That changed when video games decided to market their games, overwhelmingly, to boys, like they did in the arcade days. ‘90s fighting games like Mortal Kombat helped acclimate an audience to seeing attractive but untouchable women in their underwear, and 1997’s Final Fantasy VII protagonist Tifa Lockhart got them used to seeing skirts as more of a teaser, a holdover from girlhood but no longer a marker of it. Tifa’s skirt is black, not pink. It ends at the very start of her thighs seemingly as a requirement, not wanting to cover more than it absolutely needs to.
Games like FFVII recontextualized the skirt as feminine clothing item not only for women to wear, but to be sexualized in.
Witness it over the subsequent decade: Ashley squeals and calls Leon a pervert in Resident Evil 4’s initial release, in 2005, when angling him correctly granted the player a quick glimpse of her white underwear. In 2008, GamesRadar compiled underwear shots from a few games, including Tekken 6, Devil May Cry 4, and No More Heroes. It told readers to “prepare the same ‘But it’s satire’ excuse that we’ve been using throughout the compilation of this feature” if they were spotted reading it, but also congratulated the horror game Obscure for “swiftly serving up a full platter of the finest free range upskirt.”
In 2009, Brian Ashcraft alerted Kotaku readers to an article in the official Monster Hunter Frontier magazine that taught players how to take screenshots of other players’ underwear. A few days later, Ashcraft pointed them to another upskirting opportunity—an erotic game that used webcam-tracking to let players kneel and stare up its characters’ plaid mini-skirts.
In 2011, a mobile game called Upskirt! was rejected from the App Store. In 2012, Lollipop Chainsaw handed out upskirt achievements. In the past ten years, players have figured out ways to upskirt Story of Seasons characters, Smash characters, Overwatch characters. And, in an act of misogynist innovation, they’ve learned how to sexually harass schoolgirls in virtual reality, too.
The future is (slightly) less perverted
You may be wondering, at this point, how I could be hopeful about video game skirts. Capcom’s decision to change Ashley’s outfit and let her wear something just as cute without the sexualized baggage is, I think, the correct choice, but it’s a small one to consider after we’ve trudged through decades of alienating women and girl characters, taking their skirts, and making them more contentious than they have been since the 19th century.
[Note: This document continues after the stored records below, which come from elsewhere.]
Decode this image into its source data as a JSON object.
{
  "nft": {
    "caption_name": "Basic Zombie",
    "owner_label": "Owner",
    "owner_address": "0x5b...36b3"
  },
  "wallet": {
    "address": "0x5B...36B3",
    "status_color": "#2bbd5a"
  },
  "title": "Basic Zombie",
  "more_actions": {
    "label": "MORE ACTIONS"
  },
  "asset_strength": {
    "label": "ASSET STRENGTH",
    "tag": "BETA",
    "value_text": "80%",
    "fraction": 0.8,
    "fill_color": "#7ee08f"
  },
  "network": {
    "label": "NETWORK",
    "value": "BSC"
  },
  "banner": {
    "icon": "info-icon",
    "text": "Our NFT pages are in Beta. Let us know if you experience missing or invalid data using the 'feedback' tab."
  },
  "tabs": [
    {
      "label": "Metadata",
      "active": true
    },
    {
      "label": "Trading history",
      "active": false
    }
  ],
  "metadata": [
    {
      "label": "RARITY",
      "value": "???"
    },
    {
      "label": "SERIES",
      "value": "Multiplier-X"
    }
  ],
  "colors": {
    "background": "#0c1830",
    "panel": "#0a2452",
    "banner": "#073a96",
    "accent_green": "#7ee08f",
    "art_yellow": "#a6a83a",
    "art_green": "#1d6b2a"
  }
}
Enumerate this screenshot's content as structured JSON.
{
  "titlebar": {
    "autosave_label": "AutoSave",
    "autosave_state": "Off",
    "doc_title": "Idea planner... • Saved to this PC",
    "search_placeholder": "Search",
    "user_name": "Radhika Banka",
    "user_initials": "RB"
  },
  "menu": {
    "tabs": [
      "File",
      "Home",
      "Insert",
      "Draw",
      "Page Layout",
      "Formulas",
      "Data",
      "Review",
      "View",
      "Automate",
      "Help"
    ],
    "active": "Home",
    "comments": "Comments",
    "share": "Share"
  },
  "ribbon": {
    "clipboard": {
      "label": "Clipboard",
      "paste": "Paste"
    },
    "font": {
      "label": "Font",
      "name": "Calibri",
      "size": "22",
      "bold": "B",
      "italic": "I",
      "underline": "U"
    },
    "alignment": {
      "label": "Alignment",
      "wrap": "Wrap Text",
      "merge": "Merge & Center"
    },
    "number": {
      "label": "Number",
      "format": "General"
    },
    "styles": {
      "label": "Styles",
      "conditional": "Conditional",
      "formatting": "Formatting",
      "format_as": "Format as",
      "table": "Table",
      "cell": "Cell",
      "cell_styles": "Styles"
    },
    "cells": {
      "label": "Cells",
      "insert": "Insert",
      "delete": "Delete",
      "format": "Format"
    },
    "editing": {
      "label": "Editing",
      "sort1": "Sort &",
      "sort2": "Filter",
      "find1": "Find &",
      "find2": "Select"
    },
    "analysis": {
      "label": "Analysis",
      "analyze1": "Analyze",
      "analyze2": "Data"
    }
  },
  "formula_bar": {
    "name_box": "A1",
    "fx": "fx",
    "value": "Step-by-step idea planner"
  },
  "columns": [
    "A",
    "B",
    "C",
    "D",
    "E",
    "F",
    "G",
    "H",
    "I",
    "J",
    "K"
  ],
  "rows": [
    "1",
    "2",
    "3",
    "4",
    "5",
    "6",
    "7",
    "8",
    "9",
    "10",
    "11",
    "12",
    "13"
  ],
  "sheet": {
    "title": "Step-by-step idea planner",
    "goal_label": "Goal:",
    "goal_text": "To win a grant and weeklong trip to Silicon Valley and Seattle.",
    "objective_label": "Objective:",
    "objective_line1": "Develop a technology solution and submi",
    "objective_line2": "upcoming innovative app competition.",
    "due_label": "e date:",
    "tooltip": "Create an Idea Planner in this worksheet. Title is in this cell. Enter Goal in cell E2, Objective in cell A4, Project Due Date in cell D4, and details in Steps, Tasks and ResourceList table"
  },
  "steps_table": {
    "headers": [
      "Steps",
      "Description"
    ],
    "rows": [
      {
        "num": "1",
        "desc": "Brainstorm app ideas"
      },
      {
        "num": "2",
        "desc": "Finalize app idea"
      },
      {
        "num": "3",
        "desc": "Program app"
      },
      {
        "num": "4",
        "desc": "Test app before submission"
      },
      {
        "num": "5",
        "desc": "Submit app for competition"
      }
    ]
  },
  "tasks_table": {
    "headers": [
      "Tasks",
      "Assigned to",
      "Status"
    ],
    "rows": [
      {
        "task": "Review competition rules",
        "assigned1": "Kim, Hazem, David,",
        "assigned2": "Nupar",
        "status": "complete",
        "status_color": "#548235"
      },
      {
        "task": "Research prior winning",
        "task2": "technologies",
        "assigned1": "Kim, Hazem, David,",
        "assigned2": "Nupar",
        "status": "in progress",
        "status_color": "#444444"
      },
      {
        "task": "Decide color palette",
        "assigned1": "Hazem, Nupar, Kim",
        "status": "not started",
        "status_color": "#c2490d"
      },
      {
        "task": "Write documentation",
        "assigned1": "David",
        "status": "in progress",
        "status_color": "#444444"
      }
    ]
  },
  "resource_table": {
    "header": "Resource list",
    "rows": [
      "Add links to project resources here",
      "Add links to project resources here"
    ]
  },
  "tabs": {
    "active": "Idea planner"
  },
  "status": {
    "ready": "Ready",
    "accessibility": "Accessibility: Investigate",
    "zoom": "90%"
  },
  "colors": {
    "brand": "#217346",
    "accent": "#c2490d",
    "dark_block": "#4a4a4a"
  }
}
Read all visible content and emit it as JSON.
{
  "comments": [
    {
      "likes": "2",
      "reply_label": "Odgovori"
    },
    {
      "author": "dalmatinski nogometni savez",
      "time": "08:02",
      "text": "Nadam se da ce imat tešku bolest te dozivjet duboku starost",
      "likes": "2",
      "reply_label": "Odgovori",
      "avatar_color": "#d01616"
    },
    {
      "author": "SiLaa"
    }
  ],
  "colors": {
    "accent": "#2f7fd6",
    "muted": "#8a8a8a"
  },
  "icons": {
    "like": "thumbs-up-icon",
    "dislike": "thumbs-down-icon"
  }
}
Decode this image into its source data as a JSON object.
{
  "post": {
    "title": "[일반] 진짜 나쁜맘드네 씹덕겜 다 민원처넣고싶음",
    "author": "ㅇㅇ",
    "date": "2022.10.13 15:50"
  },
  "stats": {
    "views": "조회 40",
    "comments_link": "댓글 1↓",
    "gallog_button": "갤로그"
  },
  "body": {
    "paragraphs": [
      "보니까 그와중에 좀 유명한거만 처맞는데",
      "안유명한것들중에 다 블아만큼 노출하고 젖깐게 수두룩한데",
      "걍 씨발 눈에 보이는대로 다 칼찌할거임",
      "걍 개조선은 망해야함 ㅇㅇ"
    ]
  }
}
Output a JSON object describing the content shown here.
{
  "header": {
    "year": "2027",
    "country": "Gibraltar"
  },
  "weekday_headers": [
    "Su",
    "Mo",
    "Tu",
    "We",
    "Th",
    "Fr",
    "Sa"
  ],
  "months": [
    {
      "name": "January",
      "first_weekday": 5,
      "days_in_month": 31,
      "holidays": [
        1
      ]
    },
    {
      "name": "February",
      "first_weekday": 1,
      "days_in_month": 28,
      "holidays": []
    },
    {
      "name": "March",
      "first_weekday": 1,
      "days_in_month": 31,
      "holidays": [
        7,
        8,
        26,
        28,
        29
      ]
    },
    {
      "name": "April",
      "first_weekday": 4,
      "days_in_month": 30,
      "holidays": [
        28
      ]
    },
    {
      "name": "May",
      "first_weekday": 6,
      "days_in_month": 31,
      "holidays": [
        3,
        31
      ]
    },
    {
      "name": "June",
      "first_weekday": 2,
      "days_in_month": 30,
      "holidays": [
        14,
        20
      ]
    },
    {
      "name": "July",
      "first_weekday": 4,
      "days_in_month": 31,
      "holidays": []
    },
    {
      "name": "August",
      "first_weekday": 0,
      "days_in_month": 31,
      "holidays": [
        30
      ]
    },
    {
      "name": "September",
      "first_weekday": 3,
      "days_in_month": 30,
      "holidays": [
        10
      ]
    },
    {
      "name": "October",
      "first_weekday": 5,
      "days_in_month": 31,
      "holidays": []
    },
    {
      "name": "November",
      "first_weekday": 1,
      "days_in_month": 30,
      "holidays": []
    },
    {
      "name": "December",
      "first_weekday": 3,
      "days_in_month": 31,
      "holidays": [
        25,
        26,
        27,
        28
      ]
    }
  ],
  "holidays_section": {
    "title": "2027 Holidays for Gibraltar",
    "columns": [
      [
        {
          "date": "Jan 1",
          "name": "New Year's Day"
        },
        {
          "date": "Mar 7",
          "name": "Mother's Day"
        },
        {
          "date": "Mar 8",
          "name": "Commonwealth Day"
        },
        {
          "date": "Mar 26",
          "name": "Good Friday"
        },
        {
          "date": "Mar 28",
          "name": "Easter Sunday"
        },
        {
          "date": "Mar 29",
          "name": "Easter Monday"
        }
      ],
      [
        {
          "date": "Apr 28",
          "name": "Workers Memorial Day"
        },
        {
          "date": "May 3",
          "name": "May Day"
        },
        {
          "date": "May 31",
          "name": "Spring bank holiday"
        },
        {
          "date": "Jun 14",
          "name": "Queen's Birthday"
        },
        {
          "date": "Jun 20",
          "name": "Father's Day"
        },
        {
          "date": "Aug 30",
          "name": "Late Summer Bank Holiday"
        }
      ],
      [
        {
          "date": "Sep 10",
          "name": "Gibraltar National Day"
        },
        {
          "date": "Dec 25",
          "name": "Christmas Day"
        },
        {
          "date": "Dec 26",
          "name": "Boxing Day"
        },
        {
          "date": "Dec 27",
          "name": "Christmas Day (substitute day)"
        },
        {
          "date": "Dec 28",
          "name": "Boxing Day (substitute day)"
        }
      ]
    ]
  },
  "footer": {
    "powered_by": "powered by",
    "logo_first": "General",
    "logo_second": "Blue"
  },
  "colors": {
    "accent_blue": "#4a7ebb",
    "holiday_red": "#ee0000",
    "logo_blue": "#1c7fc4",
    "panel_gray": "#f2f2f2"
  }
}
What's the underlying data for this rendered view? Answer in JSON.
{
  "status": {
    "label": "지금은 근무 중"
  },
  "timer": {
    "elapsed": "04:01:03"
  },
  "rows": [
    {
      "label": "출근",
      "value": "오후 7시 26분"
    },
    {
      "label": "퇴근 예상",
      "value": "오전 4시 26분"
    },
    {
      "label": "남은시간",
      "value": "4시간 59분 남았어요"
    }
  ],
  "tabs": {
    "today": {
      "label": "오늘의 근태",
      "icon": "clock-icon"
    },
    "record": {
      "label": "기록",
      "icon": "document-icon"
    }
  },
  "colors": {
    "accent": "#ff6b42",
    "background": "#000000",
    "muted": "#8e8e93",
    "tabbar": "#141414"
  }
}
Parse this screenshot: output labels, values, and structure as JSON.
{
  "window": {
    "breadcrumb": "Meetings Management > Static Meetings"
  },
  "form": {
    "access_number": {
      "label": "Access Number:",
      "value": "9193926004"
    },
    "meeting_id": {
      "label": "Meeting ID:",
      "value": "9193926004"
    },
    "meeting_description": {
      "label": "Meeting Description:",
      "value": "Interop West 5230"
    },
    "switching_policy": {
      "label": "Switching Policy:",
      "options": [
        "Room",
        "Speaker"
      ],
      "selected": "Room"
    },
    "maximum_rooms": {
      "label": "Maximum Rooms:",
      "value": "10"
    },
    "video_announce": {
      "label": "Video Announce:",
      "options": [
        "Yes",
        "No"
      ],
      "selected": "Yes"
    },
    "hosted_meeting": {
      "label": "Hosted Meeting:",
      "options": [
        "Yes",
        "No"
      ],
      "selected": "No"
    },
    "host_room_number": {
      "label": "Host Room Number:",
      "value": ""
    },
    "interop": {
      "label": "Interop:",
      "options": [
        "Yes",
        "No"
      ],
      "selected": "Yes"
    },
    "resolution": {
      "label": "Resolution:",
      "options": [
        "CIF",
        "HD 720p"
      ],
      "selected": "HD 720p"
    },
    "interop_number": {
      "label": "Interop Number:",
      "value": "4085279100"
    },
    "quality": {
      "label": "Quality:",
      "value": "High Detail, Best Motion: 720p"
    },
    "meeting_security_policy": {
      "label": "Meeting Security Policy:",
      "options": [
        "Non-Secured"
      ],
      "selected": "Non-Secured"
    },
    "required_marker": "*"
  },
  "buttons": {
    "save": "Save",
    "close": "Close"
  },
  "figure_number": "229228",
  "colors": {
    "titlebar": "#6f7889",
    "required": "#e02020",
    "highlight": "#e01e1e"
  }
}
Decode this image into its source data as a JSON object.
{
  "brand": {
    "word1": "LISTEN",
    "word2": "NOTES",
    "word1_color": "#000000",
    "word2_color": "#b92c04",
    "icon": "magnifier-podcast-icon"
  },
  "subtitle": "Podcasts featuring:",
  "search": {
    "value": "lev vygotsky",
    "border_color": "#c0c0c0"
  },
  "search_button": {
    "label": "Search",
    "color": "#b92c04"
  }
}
But fashion, like all art, erodes and reestablishes itself like sand dunes. The FIDM Museum in Los Angeles has a “skirt lifter”—a prong embellished with an unfurled metal butterfly—from 1876 in its collection, not used to titillate, but so that women could walk more easily with their heavy skirts.
Fashion can be defined and redefined again. Outside of video games, in 2023, skirts are again becoming appropriate for non-female identifying people to wear. Stylish women themselves are considering what it means to dress for the “female gaze,” or in stereotypically feminine clothing—like colorful glitter eyeliner, laced corsets, pink skirts—prioritizing art and romance over sexuality.
Though the Resident Evil 4 remake’s outfit change bows out of the discussion rather than embraces the skirt as a more fluid, expressive device than the past 20 years of games have allowed for, I can empathize that elbowing out of the boy’s club is difficult.
But I do think that video game fashion will change as long as the real world does, too. It’s been a long time since video games were marketed just to men. Now, we’re all looking. Respectfully.